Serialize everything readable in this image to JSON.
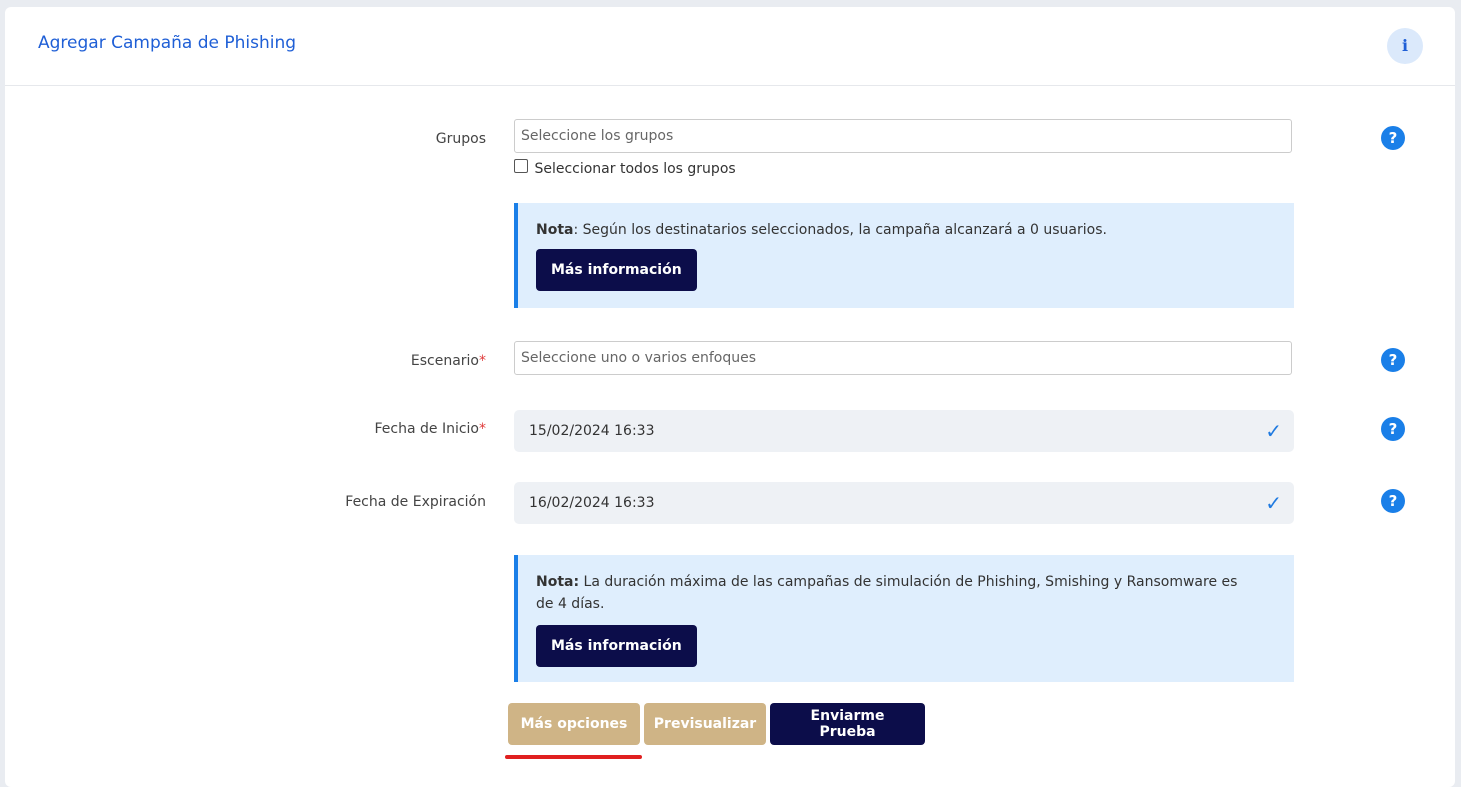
{
  "header": {
    "title": "Agregar Campaña de Phishing",
    "info_icon_glyph": "i"
  },
  "form": {
    "groups": {
      "label": "Grupos",
      "placeholder": "Seleccione los grupos",
      "select_all_label": "Seleccionar todos los grupos"
    },
    "note1": {
      "bold": "Nota",
      "text": ": Según los destinatarios seleccionados, la campaña alcanzará a 0 usuarios.",
      "button": "Más información"
    },
    "scenario": {
      "label": "Escenario",
      "required_mark": "*",
      "placeholder": "Seleccione uno o varios enfoques"
    },
    "start_date": {
      "label": "Fecha de Inicio",
      "required_mark": "*",
      "value": "15/02/2024 16:33"
    },
    "expiry_date": {
      "label": "Fecha de Expiración",
      "value": "16/02/2024 16:33"
    },
    "note2": {
      "bold": "Nota:",
      "text": " La duración máxima de las campañas de simulación de Phishing, Smishing y Ransomware es de 4 días.",
      "button": "Más información"
    },
    "help_glyph": "?",
    "check_glyph": "✓"
  },
  "actions": {
    "more_options": "Más opciones",
    "preview": "Previsualizar",
    "send_test": "Enviarme Prueba"
  },
  "colors": {
    "accent": "#1f5fd6",
    "dark_button": "#0c0d4a",
    "tan_button": "#cfb486",
    "highlight_underline": "#e02020"
  }
}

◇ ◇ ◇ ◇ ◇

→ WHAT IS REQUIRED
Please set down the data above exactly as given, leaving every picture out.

→ RESPONSE TO THIS EXERCISE
Serialize everything readable in this image to JSON.
{
  "header": {
    "title": "Agregar Campaña de Phishing",
    "info_icon_glyph": "i"
  },
  "form": {
    "groups": {
      "label": "Grupos",
      "placeholder": "Seleccione los grupos",
      "select_all_label": "Seleccionar todos los grupos"
    },
    "note1": {
      "bold": "Nota",
      "text": ": Según los destinatarios seleccionados, la campaña alcanzará a 0 usuarios.",
      "button": "Más información"
    },
    "scenario": {
      "label": "Escenario",
      "required_mark": "*",
      "placeholder": "Seleccione uno o varios enfoques"
    },
    "start_date": {
      "label": "Fecha de Inicio",
      "required_mark": "*",
      "value": "15/02/2024 16:33"
    },
    "expiry_date": {
      "label": "Fecha de Expiración",
      "value": "16/02/2024 16:33"
    },
    "note2": {
      "bold": "Nota:",
      "text": " La duración máxima de las campañas de simulación de Phishing, Smishing y Ransomware es de 4 días.",
      "button": "Más información"
    },
    "help_glyph": "?",
    "check_glyph": "✓"
  },
  "actions": {
    "more_options": "Más opciones",
    "preview": "Previsualizar",
    "send_test": "Enviarme Prueba"
  },
  "colors": {
    "accent": "#1f5fd6",
    "dark_button": "#0c0d4a",
    "tan_button": "#cfb486",
    "highlight_underline": "#e02020"
  }
}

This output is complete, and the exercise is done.